Bright green trees covered the hills surrounding the lake, with the deep blue water reflecting the deep blue sky above. This was the perfect place for a lazy few hours just enjoying nature. As I hopped in the water, I’m almost certain that I was the only person in the whole lake. The cool, clear water was amazing. I could have stayed there all day (or at least until my hand shrivelled to the point of no return). Whilst floating there I realised how much I loved the feeling of being in the water, the silence of being under water. Not everybody is, but I am definitely a “water person”.

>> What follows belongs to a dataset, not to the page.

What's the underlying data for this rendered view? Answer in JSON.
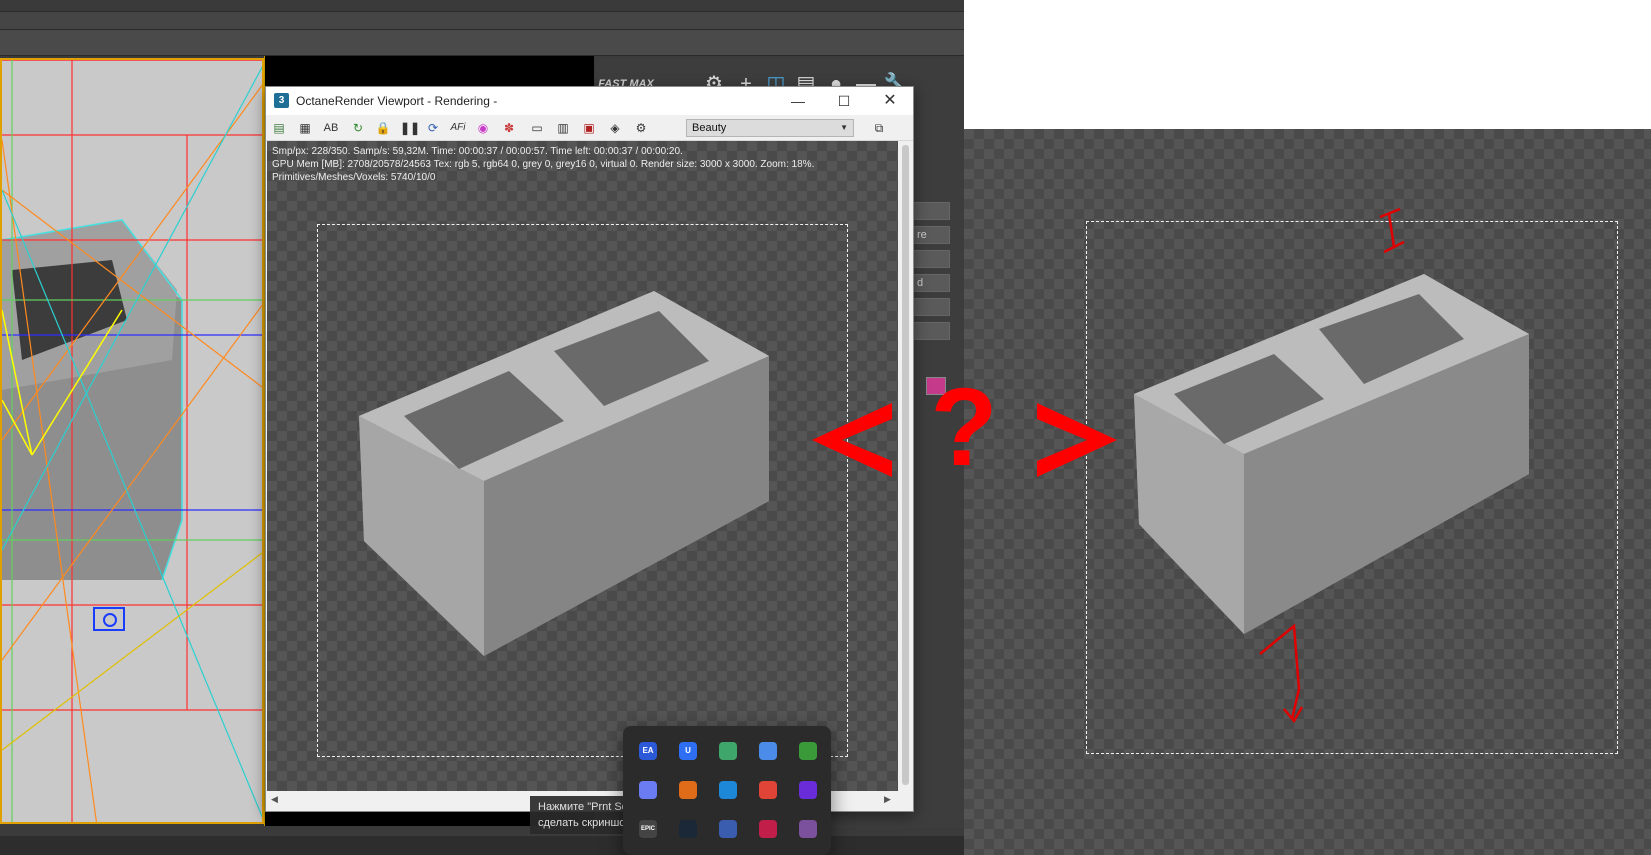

After lunch, we slowly drove up and around the hills surrounding the lake, stopping off at a few view points a long the way before arriving at the perfect place to take in the Izalco Volcano. Hotel de Montaña Cerro Verde still sits in opposite the imposing volcano, despite being abandoned in 1997 following a huge earthquake damaged it in 1986. Since then, another large earthquake further damaged the hotel in 2001 but the site remains open to explorers to take in the view. It’s quite surreal to walk through an abandoned mountain top hotel, which appears to have been quite hastily exited with fridges and other signs of life still in place.
As we arrived at the hotel, the clouds parted and the view got better and better and better. The volcano was huge, its slopes were steep and now, the sky above it was perfectly clear. I couldn’t have asked for a better view as we sat on the concrete ledge without saying a word. Sometimes, there are no need for words and this was one of those moments. When the silence lifted, our new friend Moises told us that he had once mountain biked down the side of the volcano – looking at how steep the slopes were, and thinking back to when we boarded down the side of a volcano in Nicaragua, I thought he might have been slightly insane. What a legend!
To finish an amazing day, we took a 30 minute hike through the forest for an incredible view of the lake and other volcanoes before hopping back in the car and making our way to Santa Ana…
I loved El Salvador, especially it’s natural beauty. What’s the most beautiful place you’ve ever visited?